Task to complete ▸
Say only how many lines in the entries below contain the word "this".

Dataset entries

BEGIN

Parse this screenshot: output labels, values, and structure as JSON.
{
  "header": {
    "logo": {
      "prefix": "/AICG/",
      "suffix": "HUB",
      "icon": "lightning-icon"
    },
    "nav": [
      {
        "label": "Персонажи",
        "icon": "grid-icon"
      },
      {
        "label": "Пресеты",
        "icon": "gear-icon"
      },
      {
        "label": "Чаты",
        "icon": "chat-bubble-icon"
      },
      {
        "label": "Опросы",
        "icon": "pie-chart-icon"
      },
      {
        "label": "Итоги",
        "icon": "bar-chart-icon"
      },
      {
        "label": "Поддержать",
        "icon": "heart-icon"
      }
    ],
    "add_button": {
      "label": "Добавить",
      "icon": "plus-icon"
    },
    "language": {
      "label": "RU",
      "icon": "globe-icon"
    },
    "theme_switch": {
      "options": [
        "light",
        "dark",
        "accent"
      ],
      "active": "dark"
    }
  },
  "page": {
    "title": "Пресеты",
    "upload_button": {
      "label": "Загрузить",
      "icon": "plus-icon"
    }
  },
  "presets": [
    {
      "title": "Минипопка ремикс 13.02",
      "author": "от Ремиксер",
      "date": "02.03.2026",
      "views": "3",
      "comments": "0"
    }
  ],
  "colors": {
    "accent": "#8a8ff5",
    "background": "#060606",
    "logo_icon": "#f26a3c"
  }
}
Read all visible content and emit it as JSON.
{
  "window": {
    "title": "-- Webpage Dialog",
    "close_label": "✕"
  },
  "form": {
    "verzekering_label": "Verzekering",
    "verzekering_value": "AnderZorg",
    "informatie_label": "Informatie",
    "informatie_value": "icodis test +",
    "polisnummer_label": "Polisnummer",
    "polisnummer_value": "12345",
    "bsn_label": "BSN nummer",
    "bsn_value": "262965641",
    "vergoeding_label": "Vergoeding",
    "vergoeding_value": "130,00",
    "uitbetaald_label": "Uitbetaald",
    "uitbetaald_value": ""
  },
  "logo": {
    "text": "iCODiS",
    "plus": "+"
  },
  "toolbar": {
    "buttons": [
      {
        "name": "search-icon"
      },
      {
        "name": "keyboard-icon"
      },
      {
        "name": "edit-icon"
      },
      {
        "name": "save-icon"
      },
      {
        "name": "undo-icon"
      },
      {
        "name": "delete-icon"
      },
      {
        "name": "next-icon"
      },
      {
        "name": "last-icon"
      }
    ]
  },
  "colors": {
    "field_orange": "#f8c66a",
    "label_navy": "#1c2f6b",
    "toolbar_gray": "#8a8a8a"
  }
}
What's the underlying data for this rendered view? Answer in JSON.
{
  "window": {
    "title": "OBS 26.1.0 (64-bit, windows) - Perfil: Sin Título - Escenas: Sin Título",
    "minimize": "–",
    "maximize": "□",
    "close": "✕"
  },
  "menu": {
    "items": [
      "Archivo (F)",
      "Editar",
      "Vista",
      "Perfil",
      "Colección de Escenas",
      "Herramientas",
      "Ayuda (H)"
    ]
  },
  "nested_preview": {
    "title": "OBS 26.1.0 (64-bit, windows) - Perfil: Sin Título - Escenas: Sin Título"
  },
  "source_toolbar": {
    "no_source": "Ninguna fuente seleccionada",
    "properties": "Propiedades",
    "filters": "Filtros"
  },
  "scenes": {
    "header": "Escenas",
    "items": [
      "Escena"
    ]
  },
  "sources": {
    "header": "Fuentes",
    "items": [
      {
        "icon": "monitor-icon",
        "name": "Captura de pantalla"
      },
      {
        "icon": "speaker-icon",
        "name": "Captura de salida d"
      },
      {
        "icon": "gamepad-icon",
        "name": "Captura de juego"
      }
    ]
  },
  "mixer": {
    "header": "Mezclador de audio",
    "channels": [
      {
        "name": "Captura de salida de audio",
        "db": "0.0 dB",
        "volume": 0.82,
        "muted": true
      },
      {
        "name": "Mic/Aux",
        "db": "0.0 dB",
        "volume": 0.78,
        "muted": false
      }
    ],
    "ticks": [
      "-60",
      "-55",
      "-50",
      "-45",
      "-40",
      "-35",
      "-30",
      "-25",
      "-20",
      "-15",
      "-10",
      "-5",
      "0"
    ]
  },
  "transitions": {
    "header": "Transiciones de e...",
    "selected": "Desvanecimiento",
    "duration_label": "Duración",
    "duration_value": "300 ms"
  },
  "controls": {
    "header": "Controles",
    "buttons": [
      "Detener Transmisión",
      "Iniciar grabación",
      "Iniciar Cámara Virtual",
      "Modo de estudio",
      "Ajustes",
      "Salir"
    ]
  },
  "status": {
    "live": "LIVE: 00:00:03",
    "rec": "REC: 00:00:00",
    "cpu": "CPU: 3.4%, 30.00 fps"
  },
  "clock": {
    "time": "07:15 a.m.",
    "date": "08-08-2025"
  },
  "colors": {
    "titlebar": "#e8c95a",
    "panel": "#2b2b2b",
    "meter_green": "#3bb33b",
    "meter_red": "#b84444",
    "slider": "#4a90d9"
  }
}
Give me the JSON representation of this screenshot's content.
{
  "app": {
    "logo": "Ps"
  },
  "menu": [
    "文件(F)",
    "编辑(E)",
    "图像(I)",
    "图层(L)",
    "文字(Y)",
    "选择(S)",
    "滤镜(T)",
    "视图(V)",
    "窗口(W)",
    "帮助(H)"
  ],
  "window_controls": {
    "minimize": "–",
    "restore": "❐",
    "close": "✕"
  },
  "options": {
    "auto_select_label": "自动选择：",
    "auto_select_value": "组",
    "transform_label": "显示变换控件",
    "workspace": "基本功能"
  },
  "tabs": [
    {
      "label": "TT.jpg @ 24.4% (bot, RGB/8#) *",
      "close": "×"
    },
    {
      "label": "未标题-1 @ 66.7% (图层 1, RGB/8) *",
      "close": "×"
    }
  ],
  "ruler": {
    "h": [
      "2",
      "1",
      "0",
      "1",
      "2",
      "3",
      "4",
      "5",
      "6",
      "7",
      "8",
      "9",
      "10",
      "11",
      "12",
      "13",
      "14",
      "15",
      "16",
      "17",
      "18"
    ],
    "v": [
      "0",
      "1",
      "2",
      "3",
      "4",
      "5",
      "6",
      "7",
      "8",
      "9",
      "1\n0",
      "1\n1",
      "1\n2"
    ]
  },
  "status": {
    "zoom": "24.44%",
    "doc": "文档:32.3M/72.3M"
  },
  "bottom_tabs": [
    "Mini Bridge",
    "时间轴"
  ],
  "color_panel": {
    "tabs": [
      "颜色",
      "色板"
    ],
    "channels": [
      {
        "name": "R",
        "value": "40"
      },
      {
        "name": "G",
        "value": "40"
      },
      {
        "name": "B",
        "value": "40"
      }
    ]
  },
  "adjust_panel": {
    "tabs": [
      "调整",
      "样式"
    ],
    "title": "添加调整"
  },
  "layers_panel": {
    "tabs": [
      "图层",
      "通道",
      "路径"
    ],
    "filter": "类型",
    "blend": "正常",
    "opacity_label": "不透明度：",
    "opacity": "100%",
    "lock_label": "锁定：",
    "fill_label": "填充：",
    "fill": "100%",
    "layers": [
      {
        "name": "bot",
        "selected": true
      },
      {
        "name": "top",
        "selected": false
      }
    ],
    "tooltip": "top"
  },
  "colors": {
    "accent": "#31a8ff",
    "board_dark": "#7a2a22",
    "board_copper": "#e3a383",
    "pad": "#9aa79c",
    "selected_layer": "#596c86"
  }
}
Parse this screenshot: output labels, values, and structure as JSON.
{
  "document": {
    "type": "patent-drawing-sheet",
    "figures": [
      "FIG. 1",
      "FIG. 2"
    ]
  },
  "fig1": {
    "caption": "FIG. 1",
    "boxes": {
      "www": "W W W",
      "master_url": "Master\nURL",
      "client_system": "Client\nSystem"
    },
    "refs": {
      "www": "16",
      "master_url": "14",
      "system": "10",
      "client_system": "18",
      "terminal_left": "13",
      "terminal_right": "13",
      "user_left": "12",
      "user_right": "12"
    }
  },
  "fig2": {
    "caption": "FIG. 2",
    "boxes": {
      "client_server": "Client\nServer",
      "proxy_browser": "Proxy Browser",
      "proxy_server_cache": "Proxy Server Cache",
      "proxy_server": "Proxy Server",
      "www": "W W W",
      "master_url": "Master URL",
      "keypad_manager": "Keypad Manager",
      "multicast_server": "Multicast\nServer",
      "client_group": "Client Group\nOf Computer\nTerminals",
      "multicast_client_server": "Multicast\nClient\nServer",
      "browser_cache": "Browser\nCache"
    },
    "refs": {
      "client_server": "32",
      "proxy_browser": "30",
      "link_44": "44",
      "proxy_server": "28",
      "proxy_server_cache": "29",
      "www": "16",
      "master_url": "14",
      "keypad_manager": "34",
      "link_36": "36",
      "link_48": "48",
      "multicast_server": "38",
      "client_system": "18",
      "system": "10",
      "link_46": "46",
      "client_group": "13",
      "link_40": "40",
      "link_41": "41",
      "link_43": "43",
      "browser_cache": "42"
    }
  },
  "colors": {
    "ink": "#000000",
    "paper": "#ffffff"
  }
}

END

Written answer ▸
4